# TASK INSTRUCTIONS
Where a line of the records holds the string "your", copy that line.

(INPUT MATERIAL begins)

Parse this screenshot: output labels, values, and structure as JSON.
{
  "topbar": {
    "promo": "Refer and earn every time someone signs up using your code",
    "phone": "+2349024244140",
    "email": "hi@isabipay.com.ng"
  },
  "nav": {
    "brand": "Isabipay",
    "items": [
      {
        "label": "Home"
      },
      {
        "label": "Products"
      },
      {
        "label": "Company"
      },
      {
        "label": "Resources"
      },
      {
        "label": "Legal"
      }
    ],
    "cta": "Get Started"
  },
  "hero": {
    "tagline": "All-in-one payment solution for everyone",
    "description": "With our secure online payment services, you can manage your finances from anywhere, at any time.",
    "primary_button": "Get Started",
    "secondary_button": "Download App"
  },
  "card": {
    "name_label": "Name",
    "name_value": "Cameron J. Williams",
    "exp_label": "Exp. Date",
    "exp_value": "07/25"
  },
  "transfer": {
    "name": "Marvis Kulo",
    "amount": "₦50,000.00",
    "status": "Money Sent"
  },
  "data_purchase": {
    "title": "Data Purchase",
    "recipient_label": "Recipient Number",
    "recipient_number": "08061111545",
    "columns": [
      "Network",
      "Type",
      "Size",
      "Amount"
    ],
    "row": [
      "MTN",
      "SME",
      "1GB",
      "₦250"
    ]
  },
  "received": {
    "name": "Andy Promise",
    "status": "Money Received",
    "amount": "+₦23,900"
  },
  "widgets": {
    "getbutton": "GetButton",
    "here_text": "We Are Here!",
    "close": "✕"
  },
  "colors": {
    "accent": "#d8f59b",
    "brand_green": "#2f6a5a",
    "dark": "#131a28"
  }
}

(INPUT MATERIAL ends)

# WRITTEN ANSWER
    "promo": "Refer and earn every time someone signs up using your code",
    "description": "With our secure online payment services, you can manage your finances from anywhere, at any time.",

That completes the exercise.